Tovey went from cooking for the Queen to rifling through bins for his supper. His is a startling story of endurance against the odds – and of a social safety net failing at every turn
Backhanders, bribery and abuses of power have soared in China as economy surges

Bribery and abuses of power soar in China

The bribery is fuelled by the surge in China's economy but the rules of corruption are subtle and unspoken, finds Evan Osnos, as he learns the dark arts from a master
Commonwealth Games 2014: Highland terriers stole the show at the opening ceremony

Highland terriers steal the show at opening ceremony

Gillian Orr explores why a dog loved by film stars and presidents is finally having its day
German art world rocked as artists use renowned fat sculpture to distil schnapps

Brewing the fat from artwork angers widow of sculptor

Part of Joseph Beuys' 1982 sculpture 'Fettecke' used to distil schnapps
BBC's The Secret History of Our Streets reveals a fascinating window into Britain's past

BBC takes viewers back down memory lane

The Secret History of Our Streets, which returns with three films looking at Scottish streets, is the inverse of Benefits Street - delivering warmth instead of cynicism
Joe, film review: Nicolas Cage delivers an astonishing performance in low budget drama

Nicolas Cage shines in low-budget drama Joe

Cage plays an ex-con in David Gordon Green's independent drama, which has been adapted from a novel by Larry Brown
How to make your own gourmet ice lollies, granitas, slushy cocktails and frozen yoghurt

Make your own ice lollies and frozen yoghurt

Think outside the cool box for this summer's tempting frozen treats
Ford Fiesta is UK's most popular car of all-time, with sales topping 4.1 million since 1976

Fiesta is UK's most popular car of all-time

Sales have topped 4.1 million since 1976. To celebrate this milestone, four Independent writers recall their Fiestas with pride
10 best reed diffusers

Heaven scent: 10 best reed diffusers

Keep your rooms smelling summery and fresh with one of these subtle but distinctive home fragrances that’ll last you months
Commonwealth Games 2014: Female boxers set to compete for first time

Female boxers set to compete at Commonwealth Games for first time

There’s no favourites and with no headguards anything could happen
Five things we’ve learned so far about Manchester United under Louis van Gaal

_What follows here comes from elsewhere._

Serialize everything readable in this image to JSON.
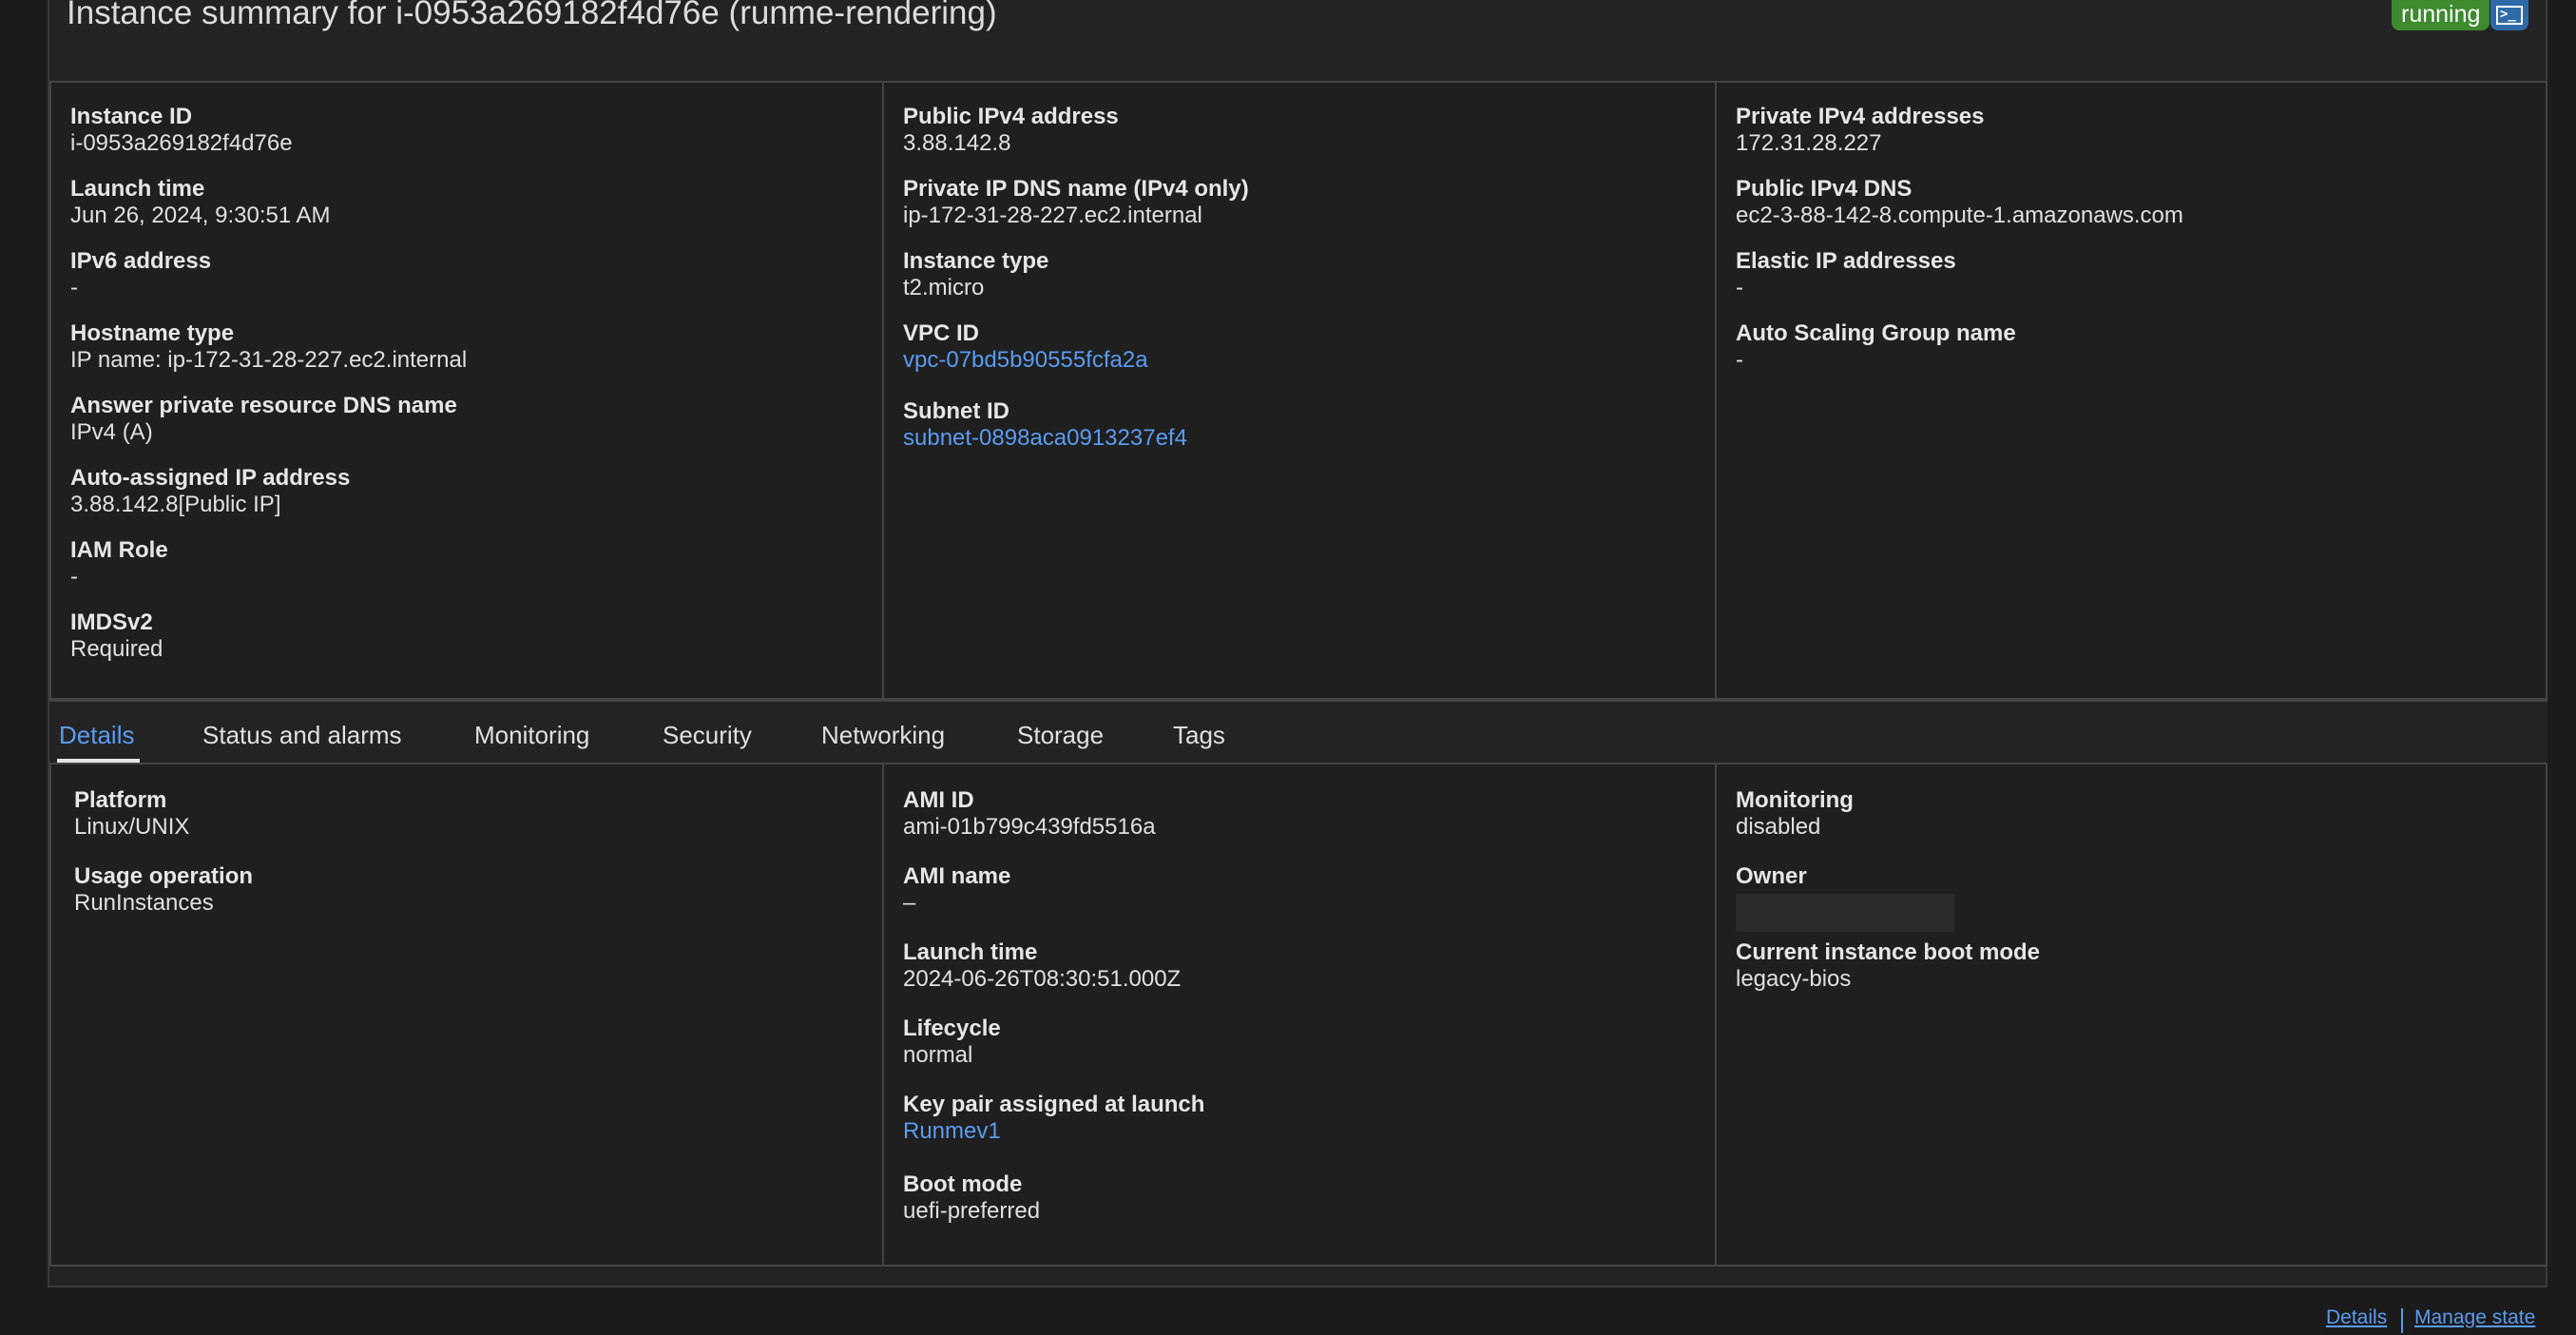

Five things we’ve learned so far about United under Van Gaal

It’s impossible to avoid the impression that the Dutch manager is playing to the gallery a little